### [TASK BRIEF]
Your task is to find every line in the records that holds the string "will" and copy it.
********
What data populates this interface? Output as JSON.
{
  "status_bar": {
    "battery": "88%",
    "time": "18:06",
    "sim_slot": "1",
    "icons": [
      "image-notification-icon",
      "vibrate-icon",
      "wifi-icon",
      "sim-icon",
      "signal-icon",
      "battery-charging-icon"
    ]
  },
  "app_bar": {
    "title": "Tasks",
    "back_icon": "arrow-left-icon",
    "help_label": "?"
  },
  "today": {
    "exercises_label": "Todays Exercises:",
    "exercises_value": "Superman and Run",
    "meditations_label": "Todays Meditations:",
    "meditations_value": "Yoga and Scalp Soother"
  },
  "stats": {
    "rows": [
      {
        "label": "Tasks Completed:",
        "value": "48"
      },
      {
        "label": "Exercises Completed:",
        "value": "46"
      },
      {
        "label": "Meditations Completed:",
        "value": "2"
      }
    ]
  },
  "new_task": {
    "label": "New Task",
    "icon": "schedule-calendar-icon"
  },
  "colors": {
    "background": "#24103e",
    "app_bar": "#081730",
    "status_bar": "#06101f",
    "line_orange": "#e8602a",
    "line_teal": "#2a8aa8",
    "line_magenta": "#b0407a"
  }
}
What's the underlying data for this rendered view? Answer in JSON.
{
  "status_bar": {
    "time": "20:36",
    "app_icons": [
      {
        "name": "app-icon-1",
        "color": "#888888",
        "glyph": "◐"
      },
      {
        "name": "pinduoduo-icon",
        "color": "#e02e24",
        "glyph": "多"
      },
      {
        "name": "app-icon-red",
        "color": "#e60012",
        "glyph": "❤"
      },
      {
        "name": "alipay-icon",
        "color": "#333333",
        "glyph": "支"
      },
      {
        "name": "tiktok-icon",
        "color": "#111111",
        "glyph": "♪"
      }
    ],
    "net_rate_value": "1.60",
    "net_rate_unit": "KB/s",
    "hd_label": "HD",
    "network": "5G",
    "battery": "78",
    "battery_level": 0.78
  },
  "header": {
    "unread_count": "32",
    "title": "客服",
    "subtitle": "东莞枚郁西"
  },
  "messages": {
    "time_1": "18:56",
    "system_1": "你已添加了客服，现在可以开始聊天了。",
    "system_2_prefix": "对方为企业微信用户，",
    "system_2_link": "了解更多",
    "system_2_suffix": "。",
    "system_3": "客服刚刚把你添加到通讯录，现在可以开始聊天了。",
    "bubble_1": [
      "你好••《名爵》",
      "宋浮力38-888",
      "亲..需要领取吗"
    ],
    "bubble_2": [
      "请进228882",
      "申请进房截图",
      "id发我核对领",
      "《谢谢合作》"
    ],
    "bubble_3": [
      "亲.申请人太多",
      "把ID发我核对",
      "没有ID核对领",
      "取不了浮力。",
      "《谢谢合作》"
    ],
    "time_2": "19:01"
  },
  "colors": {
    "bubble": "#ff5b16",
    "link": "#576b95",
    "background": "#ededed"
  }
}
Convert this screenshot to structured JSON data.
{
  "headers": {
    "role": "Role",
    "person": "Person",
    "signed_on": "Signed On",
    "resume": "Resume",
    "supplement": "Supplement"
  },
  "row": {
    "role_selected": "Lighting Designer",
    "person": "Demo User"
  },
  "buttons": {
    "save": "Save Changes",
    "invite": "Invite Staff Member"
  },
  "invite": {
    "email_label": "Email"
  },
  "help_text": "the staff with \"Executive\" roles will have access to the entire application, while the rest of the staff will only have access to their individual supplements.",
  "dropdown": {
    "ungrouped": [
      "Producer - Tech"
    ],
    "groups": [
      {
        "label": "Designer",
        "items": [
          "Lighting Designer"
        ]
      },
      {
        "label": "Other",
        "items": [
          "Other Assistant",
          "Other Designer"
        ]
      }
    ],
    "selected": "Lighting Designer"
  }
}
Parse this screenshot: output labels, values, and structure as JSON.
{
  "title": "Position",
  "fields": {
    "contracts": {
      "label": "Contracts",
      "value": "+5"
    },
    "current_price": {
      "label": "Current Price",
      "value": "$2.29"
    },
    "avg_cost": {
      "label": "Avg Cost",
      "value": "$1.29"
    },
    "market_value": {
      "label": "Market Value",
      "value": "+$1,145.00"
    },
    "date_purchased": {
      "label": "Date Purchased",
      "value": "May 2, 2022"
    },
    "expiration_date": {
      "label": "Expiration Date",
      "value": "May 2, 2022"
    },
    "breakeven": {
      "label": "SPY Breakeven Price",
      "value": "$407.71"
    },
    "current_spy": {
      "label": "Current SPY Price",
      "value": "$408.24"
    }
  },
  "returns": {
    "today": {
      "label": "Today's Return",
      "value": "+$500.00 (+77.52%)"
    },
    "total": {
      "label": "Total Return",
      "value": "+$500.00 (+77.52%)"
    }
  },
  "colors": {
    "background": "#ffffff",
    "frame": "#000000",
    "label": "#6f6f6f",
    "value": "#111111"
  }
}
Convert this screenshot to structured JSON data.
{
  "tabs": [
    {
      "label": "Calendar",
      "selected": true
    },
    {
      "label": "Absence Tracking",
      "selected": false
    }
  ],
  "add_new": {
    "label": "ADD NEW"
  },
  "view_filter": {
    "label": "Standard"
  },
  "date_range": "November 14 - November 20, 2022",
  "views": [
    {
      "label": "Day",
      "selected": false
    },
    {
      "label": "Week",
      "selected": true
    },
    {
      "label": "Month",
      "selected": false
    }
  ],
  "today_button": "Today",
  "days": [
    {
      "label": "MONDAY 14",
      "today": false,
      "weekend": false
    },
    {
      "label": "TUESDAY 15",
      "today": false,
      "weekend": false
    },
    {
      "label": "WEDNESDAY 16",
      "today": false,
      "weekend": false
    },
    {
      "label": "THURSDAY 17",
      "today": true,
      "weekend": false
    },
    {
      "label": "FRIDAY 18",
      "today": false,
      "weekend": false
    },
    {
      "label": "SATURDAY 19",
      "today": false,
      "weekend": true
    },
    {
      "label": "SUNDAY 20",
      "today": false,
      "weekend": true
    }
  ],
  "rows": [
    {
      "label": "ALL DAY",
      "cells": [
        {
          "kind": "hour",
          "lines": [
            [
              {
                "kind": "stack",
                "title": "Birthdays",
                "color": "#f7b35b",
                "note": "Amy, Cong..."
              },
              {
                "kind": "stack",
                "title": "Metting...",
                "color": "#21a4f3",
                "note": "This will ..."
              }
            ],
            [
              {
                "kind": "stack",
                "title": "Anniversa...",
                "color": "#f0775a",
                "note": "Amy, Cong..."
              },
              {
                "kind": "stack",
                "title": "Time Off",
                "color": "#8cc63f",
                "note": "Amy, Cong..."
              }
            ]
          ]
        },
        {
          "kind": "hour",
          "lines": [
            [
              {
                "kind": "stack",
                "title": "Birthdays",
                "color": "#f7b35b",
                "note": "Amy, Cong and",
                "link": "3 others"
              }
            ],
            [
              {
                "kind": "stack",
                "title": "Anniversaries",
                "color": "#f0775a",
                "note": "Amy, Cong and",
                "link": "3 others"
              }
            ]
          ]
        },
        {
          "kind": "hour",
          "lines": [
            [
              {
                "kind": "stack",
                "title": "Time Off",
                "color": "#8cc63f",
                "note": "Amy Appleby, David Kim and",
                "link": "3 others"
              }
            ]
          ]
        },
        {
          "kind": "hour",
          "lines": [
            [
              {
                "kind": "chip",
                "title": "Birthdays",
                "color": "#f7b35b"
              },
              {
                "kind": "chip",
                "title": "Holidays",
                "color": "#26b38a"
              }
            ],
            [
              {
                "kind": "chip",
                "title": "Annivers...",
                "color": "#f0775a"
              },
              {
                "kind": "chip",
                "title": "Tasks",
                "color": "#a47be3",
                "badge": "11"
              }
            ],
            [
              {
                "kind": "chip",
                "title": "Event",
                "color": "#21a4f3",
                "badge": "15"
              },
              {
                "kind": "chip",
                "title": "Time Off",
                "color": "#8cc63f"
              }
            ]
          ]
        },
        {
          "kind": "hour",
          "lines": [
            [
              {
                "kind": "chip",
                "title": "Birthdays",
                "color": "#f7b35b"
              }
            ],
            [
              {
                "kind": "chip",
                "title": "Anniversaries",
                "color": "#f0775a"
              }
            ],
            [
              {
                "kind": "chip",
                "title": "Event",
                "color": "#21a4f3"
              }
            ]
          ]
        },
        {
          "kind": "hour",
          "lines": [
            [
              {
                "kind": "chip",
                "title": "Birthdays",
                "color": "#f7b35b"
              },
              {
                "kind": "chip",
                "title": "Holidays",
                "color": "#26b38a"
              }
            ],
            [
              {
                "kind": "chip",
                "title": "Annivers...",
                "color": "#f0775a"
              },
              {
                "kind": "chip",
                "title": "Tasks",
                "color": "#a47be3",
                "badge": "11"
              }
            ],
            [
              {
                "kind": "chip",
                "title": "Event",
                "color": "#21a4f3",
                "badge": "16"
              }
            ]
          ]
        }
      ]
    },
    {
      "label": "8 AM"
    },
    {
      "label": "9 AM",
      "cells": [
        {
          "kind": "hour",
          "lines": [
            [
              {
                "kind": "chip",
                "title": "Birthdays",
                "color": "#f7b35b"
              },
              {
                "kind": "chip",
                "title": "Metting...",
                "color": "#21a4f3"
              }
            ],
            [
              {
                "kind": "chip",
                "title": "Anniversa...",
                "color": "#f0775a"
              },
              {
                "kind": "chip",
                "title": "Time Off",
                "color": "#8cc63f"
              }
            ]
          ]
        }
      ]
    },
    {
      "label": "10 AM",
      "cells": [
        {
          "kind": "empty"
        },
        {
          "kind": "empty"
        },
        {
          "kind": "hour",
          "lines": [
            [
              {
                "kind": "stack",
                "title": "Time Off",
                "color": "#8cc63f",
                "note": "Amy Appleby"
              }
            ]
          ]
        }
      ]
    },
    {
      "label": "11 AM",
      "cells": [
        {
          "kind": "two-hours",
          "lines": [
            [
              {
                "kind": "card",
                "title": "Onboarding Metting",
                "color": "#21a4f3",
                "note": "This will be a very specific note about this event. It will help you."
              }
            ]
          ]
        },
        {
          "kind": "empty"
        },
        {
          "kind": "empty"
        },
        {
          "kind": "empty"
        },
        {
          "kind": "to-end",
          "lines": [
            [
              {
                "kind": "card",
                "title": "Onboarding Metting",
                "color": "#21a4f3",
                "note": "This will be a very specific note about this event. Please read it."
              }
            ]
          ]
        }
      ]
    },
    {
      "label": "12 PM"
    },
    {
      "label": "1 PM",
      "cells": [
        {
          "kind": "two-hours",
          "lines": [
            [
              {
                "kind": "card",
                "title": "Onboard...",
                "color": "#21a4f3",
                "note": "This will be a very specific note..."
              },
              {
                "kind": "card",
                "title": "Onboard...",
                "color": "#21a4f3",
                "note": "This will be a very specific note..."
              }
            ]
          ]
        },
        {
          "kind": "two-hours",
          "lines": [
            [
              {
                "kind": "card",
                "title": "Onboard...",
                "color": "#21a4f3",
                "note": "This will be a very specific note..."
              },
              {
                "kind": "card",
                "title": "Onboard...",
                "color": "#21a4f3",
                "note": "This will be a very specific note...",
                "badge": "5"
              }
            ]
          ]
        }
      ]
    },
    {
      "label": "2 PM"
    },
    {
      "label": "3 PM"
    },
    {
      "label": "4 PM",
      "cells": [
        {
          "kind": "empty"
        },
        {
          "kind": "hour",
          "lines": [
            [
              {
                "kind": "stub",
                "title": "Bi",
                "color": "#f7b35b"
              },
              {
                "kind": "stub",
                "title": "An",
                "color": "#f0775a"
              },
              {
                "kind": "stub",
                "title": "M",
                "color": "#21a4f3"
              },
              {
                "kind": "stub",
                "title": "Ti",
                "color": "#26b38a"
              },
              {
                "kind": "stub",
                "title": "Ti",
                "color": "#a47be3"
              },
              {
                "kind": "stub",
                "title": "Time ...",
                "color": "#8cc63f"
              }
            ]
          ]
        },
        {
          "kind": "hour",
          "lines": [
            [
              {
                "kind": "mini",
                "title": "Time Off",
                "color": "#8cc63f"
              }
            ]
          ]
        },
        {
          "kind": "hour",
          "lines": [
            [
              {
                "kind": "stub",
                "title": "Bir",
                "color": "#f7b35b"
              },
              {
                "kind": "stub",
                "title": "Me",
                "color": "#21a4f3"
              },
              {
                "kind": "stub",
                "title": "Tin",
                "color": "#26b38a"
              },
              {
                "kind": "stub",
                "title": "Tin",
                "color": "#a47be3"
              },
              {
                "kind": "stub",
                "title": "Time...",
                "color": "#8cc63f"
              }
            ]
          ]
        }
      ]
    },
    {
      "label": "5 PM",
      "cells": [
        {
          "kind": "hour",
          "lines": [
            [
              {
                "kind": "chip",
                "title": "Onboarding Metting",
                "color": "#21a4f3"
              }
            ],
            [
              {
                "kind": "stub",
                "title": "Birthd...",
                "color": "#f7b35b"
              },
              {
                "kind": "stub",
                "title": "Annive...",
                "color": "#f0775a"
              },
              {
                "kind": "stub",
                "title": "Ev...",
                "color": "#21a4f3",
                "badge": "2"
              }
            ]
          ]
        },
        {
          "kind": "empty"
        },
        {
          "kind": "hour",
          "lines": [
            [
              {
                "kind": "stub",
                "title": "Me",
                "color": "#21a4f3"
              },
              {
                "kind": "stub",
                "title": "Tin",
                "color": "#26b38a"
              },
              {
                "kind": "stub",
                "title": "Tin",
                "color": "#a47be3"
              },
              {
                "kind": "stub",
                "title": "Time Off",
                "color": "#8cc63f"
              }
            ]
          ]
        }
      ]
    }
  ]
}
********
### [RESULT]
  "help_text": "the staff with \"Executive\" roles will have access to the entire application, while the rest of the staff will only have access to their individual supplements.",
                "note": "This will ..."
                "note": "This will be a very specific note about this event. It will help you."
                "note": "This will be a very specific note about this event. Please read it."
                "note": "This will be a very specific note..."
                "note": "This will be a very specific note..."
                "note": "This will be a very specific note..."
                "note": "This will be a very specific note...",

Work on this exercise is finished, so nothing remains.